Let’s be honest: who doesn’t use Rate My Professors?
Okay, there are a few individuals who wouldn’t use RMP for a variety of reasons, but I can tell you that all of my friends have consulted the Web site extensively when selecting their classes.
I too have fallen prey to the easy-to-use Web site, which features over one million professors from 6,000 schools. Every semester before I register for courses, I pop onto the site and research every professor and read many reviews from anonymous students. At the end of the semester, I do my best to write my own reviews while university-wide evaluations are administered.

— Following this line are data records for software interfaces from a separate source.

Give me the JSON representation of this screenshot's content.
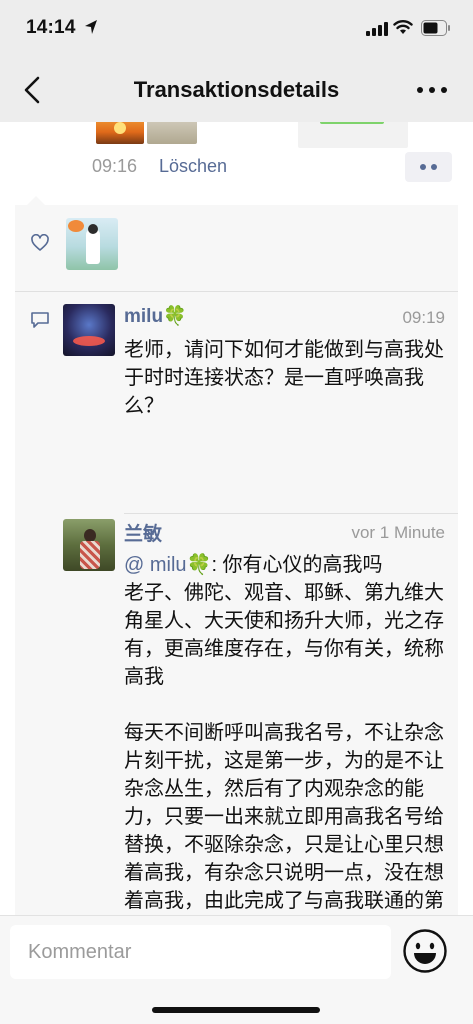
{
  "status_bar": {
    "time": "14:14"
  },
  "nav": {
    "title": "Transaktionsdetails"
  },
  "post": {
    "time": "09:16",
    "delete_label": "Löschen"
  },
  "comments": [
    {
      "name": "milu",
      "emoji": "🍀",
      "time": "09:19",
      "text": "老师，请问下如何才能做到与高我处于时时连接状态？是一直呼唤高我么？"
    },
    {
      "name": "兰敏",
      "time": "vor 1 Minute",
      "mention": "@ milu🍀",
      "text": ": 你有心仪的高我吗\n老子、佛陀、观音、耶稣、第九维大角星人、大天使和扬升大师，光之存有，更高维度存在，与你有关，统称高我\n\n每天不间断呼叫高我名号，不让杂念片刻干扰，这是第一步，为的是不让杂念丛生，然后有了内观杂念的能力，只要一出来就立即用高我名号给替换，不驱除杂念，只是让心里只想着高我，有杂念只说明一点，没在想着高我，由此完成了与高我联通的第一步：时刻想着，成为每天即使在沉思时都不忘其在左右的程度"
    }
  ],
  "input": {
    "placeholder": "Kommentar"
  },
  "colors": {
    "link": "#576b95",
    "background": "#ededed",
    "panel": "#f7f7f7"
  }
}
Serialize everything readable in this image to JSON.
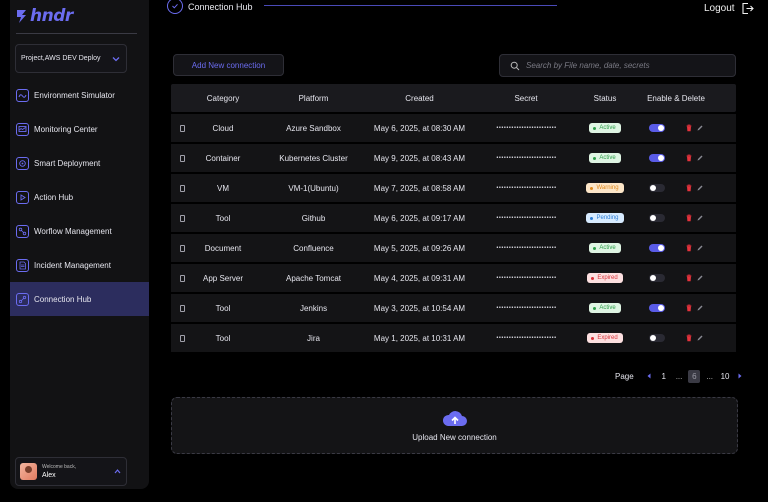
{
  "app": {
    "logo_text": "hndr"
  },
  "sidebar": {
    "project": "Project,AWS DEV Deploy",
    "items": [
      {
        "label": "Environment Simulator",
        "icon": "simulator-icon",
        "active": false
      },
      {
        "label": "Monitoring Center",
        "icon": "monitor-icon",
        "active": false
      },
      {
        "label": "Smart Deployment",
        "icon": "deploy-icon",
        "active": false
      },
      {
        "label": "Action Hub",
        "icon": "play-icon",
        "active": false
      },
      {
        "label": "Worflow Management",
        "icon": "workflow-icon",
        "active": false
      },
      {
        "label": "Incident Management",
        "icon": "document-icon",
        "active": false
      },
      {
        "label": "Connection Hub",
        "icon": "connection-icon",
        "active": true
      }
    ],
    "user": {
      "welcome": "Welcome back,",
      "name": "Alex"
    }
  },
  "header": {
    "title": "Connection Hub",
    "logout": "Logout"
  },
  "toolbar": {
    "add_label": "Add New connection",
    "search_placeholder": "Search by File name, date, secrets"
  },
  "table": {
    "headers": [
      "Category",
      "Platform",
      "Created",
      "Secret",
      "Status",
      "Enable & Delete"
    ],
    "rows": [
      {
        "category": "Cloud",
        "platform": "Azure Sandbox",
        "created": "May 6, 2025, at 08:30 AM",
        "secret": "••••••••••••••••••••••••",
        "status": "Active",
        "enabled": true
      },
      {
        "category": "Container",
        "platform": "Kubernetes Cluster",
        "created": "May 9, 2025, at 08:43 AM",
        "secret": "••••••••••••••••••••••••",
        "status": "Active",
        "enabled": true
      },
      {
        "category": "VM",
        "platform": "VM-1(Ubuntu)",
        "created": "May 7, 2025, at 08:58 AM",
        "secret": "••••••••••••••••••••••••",
        "status": "Warning",
        "enabled": false
      },
      {
        "category": "Tool",
        "platform": "Github",
        "created": "May 6, 2025, at 09:17 AM",
        "secret": "••••••••••••••••••••••••",
        "status": "Pending",
        "enabled": false
      },
      {
        "category": "Document",
        "platform": "Confluence",
        "created": "May 5, 2025, at 09:26 AM",
        "secret": "••••••••••••••••••••••••",
        "status": "Active",
        "enabled": true
      },
      {
        "category": "App Server",
        "platform": "Apache Tomcat",
        "created": "May 4, 2025, at 09:31 AM",
        "secret": "••••••••••••••••••••••••",
        "status": "Expired",
        "enabled": false
      },
      {
        "category": "Tool",
        "platform": "Jenkins",
        "created": "May 3, 2025, at 10:54 AM",
        "secret": "••••••••••••••••••••••••",
        "status": "Active",
        "enabled": true
      },
      {
        "category": "Tool",
        "platform": "Jira",
        "created": "May 1, 2025, at 10:31 AM",
        "secret": "••••••••••••••••••••••••",
        "status": "Expired",
        "enabled": false
      }
    ]
  },
  "status_styles": {
    "Active": {
      "bg": "#dff5e3",
      "fg": "#2e9e4a"
    },
    "Warning": {
      "bg": "#fde6c8",
      "fg": "#e08a1e"
    },
    "Pending": {
      "bg": "#d7ebff",
      "fg": "#2f7fd6"
    },
    "Expired": {
      "bg": "#fde0e0",
      "fg": "#d8323a"
    }
  },
  "pagination": {
    "label": "Page",
    "first": "1",
    "ellipsis": "...",
    "current": "6",
    "last": "10"
  },
  "upload": {
    "label": "Upload New connection"
  },
  "colors": {
    "accent": "#6b6cf0",
    "delete": "#e5323c",
    "sidebar_active": "#2c2d5e"
  }
}
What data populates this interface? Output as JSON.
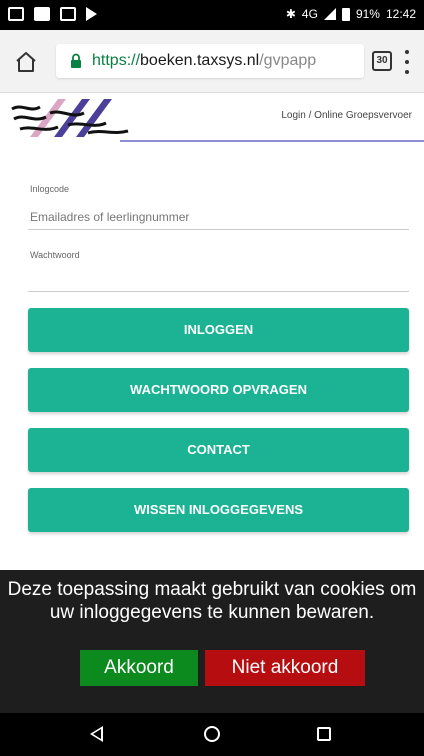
{
  "status_bar": {
    "battery_percent": "91%",
    "time": "12:42",
    "network": "4G"
  },
  "browser": {
    "url_secure": "https://",
    "url_host": "boeken.taxsys.nl",
    "url_path": "/gvpapp",
    "tabs_count": "30"
  },
  "header": {
    "tagline": "Login / Online Groepsvervoer"
  },
  "form": {
    "login_label": "Inlogcode",
    "login_placeholder": "Emailadres of leerlingnummer",
    "password_label": "Wachtwoord",
    "password_value": ""
  },
  "buttons": {
    "login": "INLOGGEN",
    "request_password": "WACHTWOORD OPVRAGEN",
    "contact": "CONTACT",
    "clear_credentials": "WISSEN INLOGGEGEVENS"
  },
  "cookie": {
    "message": "Deze toepassing maakt gebruikt van cookies om uw inloggegevens te kunnen bewaren.",
    "accept": "Akkoord",
    "decline": "Niet akkoord"
  },
  "colors": {
    "primary_button": "#1bb394",
    "accept_button": "#0d8a1e",
    "decline_button": "#b60d10",
    "cookie_background": "#1e1e1e"
  }
}
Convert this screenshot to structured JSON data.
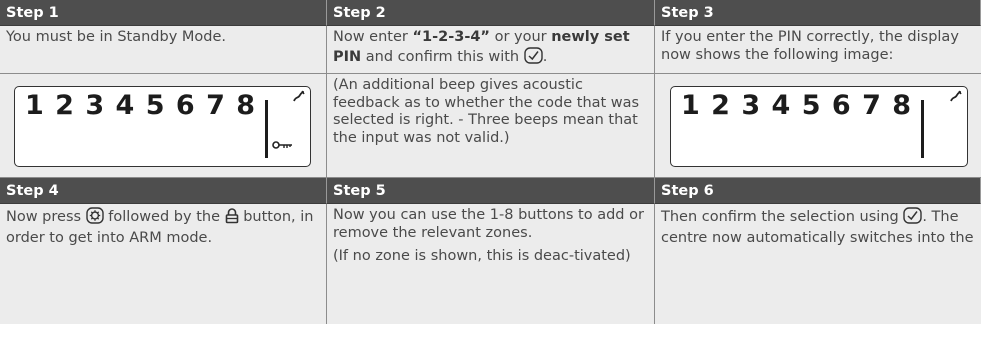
{
  "steps": [
    {
      "header": "Step  1",
      "text": "You must be in Standby Mode."
    },
    {
      "header": "Step  2",
      "text_a": "Now enter ",
      "text_b": "“1-2-3-4”",
      "text_c": " or your ",
      "text_d": "newly set PIN",
      "text_e": " and confirm this with ",
      "text_f": "."
    },
    {
      "header": "Step 3",
      "text": "If you enter the PIN correctly, the display now shows the following image:"
    },
    {
      "header": "Step  4",
      "text_a": "Now press ",
      "text_b": " followed by the ",
      "text_c": " button, in order to get into ARM mode."
    },
    {
      "header": "Step  5",
      "text": "Now you can use the 1-8 buttons to add or remove the relevant zones.",
      "text2": "(If no zone is shown, this is deac-tivated)"
    },
    {
      "header": "Step 6",
      "text_a": "Then confirm the selection using ",
      "text_b": ". The centre now automatically switches into the"
    }
  ],
  "step2_note": "(An additional beep gives acoustic feedback as to whether the code that was selected is right. - Three beeps mean that the input was not valid.)",
  "lcd": {
    "digits": "1 2 3 4 5 6 7 8"
  },
  "icons": [
    "confirm-check-icon",
    "settings-gear-icon",
    "padlock-icon",
    "key-icon",
    "antenna-signal-icon"
  ]
}
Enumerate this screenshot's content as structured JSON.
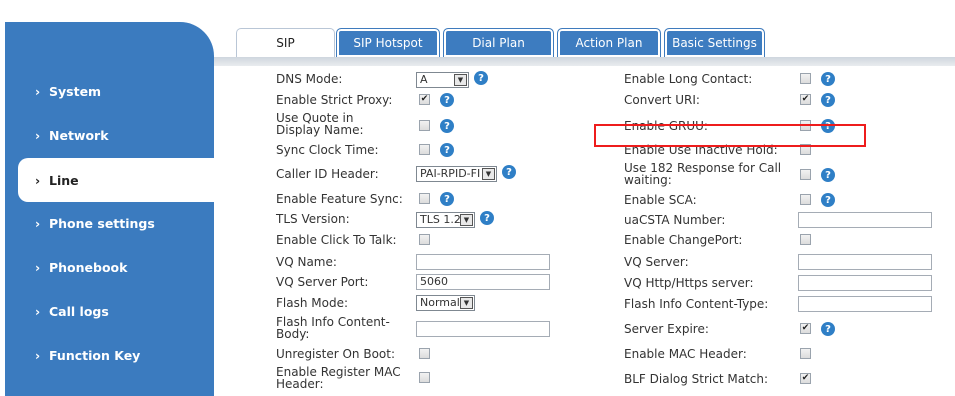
{
  "sidebar": {
    "items": [
      {
        "label": "System",
        "active": false
      },
      {
        "label": "Network",
        "active": false
      },
      {
        "label": "Line",
        "active": true
      },
      {
        "label": "Phone settings",
        "active": false
      },
      {
        "label": "Phonebook",
        "active": false
      },
      {
        "label": "Call logs",
        "active": false
      },
      {
        "label": "Function Key",
        "active": false
      }
    ],
    "chevron": "›"
  },
  "tabs": [
    {
      "label": "SIP",
      "selected": true
    },
    {
      "label": "SIP Hotspot",
      "selected": false
    },
    {
      "label": "Dial Plan",
      "selected": false
    },
    {
      "label": "Action Plan",
      "selected": false
    },
    {
      "label": "Basic Settings",
      "selected": false
    }
  ],
  "form": {
    "left": {
      "dns_mode": {
        "label": "DNS Mode:",
        "value": "A"
      },
      "strict_proxy": {
        "label": "Enable Strict Proxy:",
        "checked": true
      },
      "quote_display": {
        "label": "Use Quote in Display Name:",
        "checked": false
      },
      "sync_clock": {
        "label": "Sync Clock Time:",
        "checked": false
      },
      "caller_id": {
        "label": "Caller ID Header:",
        "value": "PAI-RPID-FI"
      },
      "feature_sync": {
        "label": "Enable Feature Sync:",
        "checked": false
      },
      "tls_version": {
        "label": "TLS Version:",
        "value": "TLS 1.2"
      },
      "click_to_talk": {
        "label": "Enable Click To Talk:",
        "checked": false
      },
      "vq_name": {
        "label": "VQ Name:",
        "value": ""
      },
      "vq_port": {
        "label": "VQ Server Port:",
        "value": "5060"
      },
      "flash_mode": {
        "label": "Flash Mode:",
        "value": "Normal"
      },
      "flash_body": {
        "label": "Flash Info Content-Body:",
        "value": ""
      },
      "unregister_boot": {
        "label": "Unregister On Boot:",
        "checked": false
      },
      "register_mac": {
        "label": "Enable Register MAC Header:",
        "checked": false
      }
    },
    "right": {
      "long_contact": {
        "label": "Enable Long Contact:",
        "checked": false
      },
      "convert_uri": {
        "label": "Convert URI:",
        "checked": true
      },
      "gruu": {
        "label": "Enable GRUU:",
        "checked": false
      },
      "inactive_hold": {
        "label": "Enable Use Inactive Hold:",
        "checked": false
      },
      "response_182": {
        "label": "Use 182 Response for Call waiting:",
        "checked": false
      },
      "sca": {
        "label": "Enable SCA:",
        "checked": false
      },
      "uacsta": {
        "label": "uaCSTA Number:",
        "value": ""
      },
      "change_port": {
        "label": "Enable ChangePort:",
        "checked": false
      },
      "vq_server": {
        "label": "VQ Server:",
        "value": ""
      },
      "vq_http": {
        "label": "VQ Http/Https server:",
        "value": ""
      },
      "flash_type": {
        "label": "Flash Info Content-Type:",
        "value": ""
      },
      "server_expire": {
        "label": "Server Expire:",
        "checked": true
      },
      "mac_header": {
        "label": "Enable MAC Header:",
        "checked": false
      },
      "blf_match": {
        "label": "BLF Dialog Strict Match:",
        "checked": true
      }
    }
  },
  "icons": {
    "help": "?",
    "check": "✔",
    "dropdown": "▼"
  },
  "colors": {
    "sidebar": "#3b7bbf",
    "tab": "#3d7cc0",
    "help": "#2f7fc6",
    "highlight": "#ee1c1c"
  }
}
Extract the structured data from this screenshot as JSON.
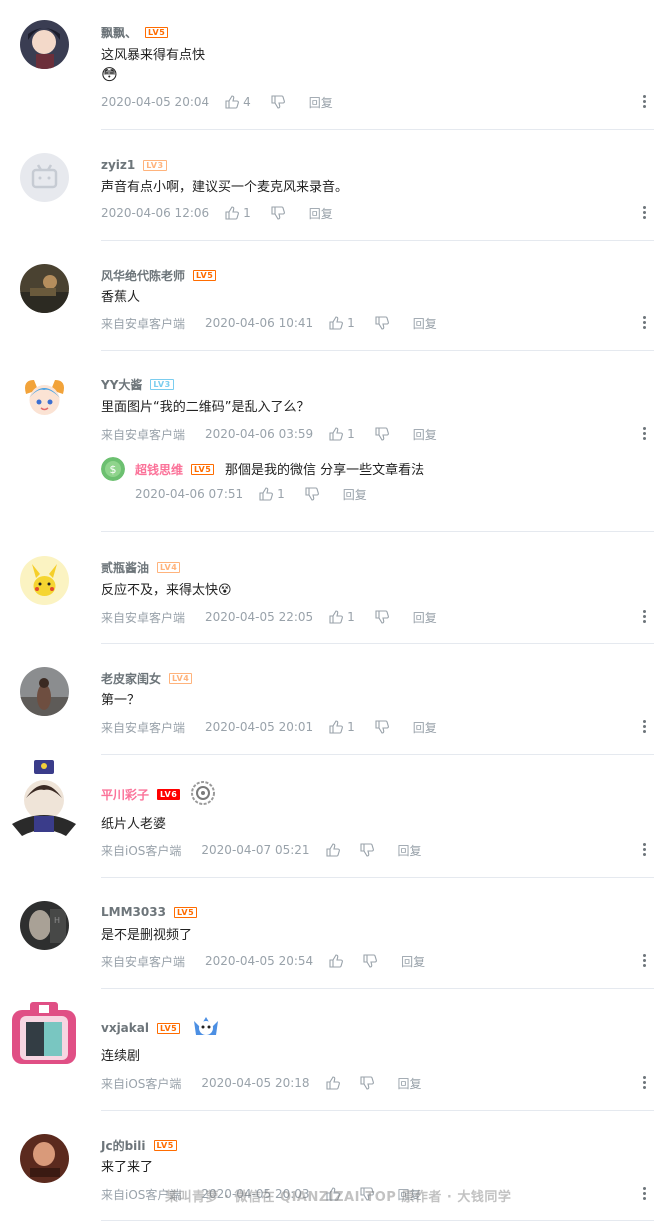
{
  "comments": [
    {
      "user": "飘飘、",
      "level": "LV5",
      "text": "这风暴来得有点快",
      "emoji": "😳",
      "time": "2020-04-05 20:04",
      "likes": "4",
      "reply": "回复"
    },
    {
      "user": "zyiz1",
      "level": "LV3",
      "text": "声音有点小啊，建议买一个麦克风来录音。",
      "time": "2020-04-06 12:06",
      "likes": "1",
      "reply": "回复"
    },
    {
      "user": "风华绝代陈老师",
      "level": "LV5",
      "text": "香蕉人",
      "source": "来自安卓客户端",
      "time": "2020-04-06 10:41",
      "likes": "1",
      "reply": "回复"
    },
    {
      "user": "YY大酱",
      "level": "LV3",
      "text": "里面图片“我的二维码”是乱入了么？",
      "source": "来自安卓客户端",
      "time": "2020-04-06 03:59",
      "likes": "1",
      "reply": "回复",
      "sub_reply": {
        "user": "超钱思维",
        "level": "LV5",
        "text": "那個是我的微信 分享一些文章看法",
        "time": "2020-04-06 07:51",
        "likes": "1",
        "reply": "回复"
      }
    },
    {
      "user": "贰瓶酱油",
      "level": "LV4",
      "text": "反应不及，来得太快",
      "emoji": "😵",
      "source": "来自安卓客户端",
      "time": "2020-04-05 22:05",
      "likes": "1",
      "reply": "回复"
    },
    {
      "user": "老皮家闺女",
      "level": "LV4",
      "text": "第一？",
      "source": "来自安卓客户端",
      "time": "2020-04-05 20:01",
      "likes": "1",
      "reply": "回复"
    },
    {
      "user": "平川彩子",
      "level": "LV6",
      "text": "纸片人老婆",
      "source": "来自iOS客户端",
      "time": "2020-04-07 05:21",
      "likes": "",
      "reply": "回复"
    },
    {
      "user": "LMM3033",
      "level": "LV5",
      "text": "是不是删视频了",
      "source": "来自安卓客户端",
      "time": "2020-04-05 20:54",
      "likes": "",
      "reply": "回复"
    },
    {
      "user": "vxjakal",
      "level": "LV5",
      "text": "连续剧",
      "source": "来自iOS客户端",
      "time": "2020-04-05 20:18",
      "likes": "",
      "reply": "回复"
    },
    {
      "user": "Jc的bili",
      "level": "LV5",
      "text": "来了来了",
      "source": "来自iOS客户端",
      "time": "2020-04-05 20:03",
      "likes": "",
      "reply": "回复"
    }
  ],
  "watermark": "某叫青萝 · 微信在 QIANZIZAI.TOP 原作者 · 大钱同学",
  "colors": {
    "accent_pink": "#fb7299",
    "meta_gray": "#99a2aa",
    "name_gray": "#6d757a",
    "divider": "#e5e9ef"
  }
}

The advantages and disadvantages of the Web site are clear, both of which stem from the fact that submissions are anonymous; just like Wikipedia, credibility suffers when someone named hotchic9843 writes, “Mr. So-and-So was an awesome prof, take him, easy A!!!!1” I feel safe when reviewing poor professors behind a nickname; blame my paranoia, but I could never openly criticize one of my professors over the Internet without the aid of a pseudonym. I mean no disrespect, but I know professors are people too.
The ratings I’ve read have been accurate, though; I’ve never attended a course with a prof that was given countless happy faces on the site, yet was instead a horrible grader and homework-monger. Vice versa, I knew what I was getting into when I took a class with a prof rated “:|”, or so-so. But I do typically stay away from professors with those morose blue sad face ratings.
But I don’t strictly rely on the site; I also go by word-of-mouth. Think of it like SparkNotes: you don’t just read SparkNotes when you have trouble with a novel, you read SparkNotes as you read the book. If you just read SparkNotes, you’re losing out on the specifics. Friends tell me their professor’s mannerisms, whether or not they’re passionate about their subject – they’re more telling of their personalities compared to the site.
Besides, “Mrs. XYZ is a huge b****” doesn’t help me much.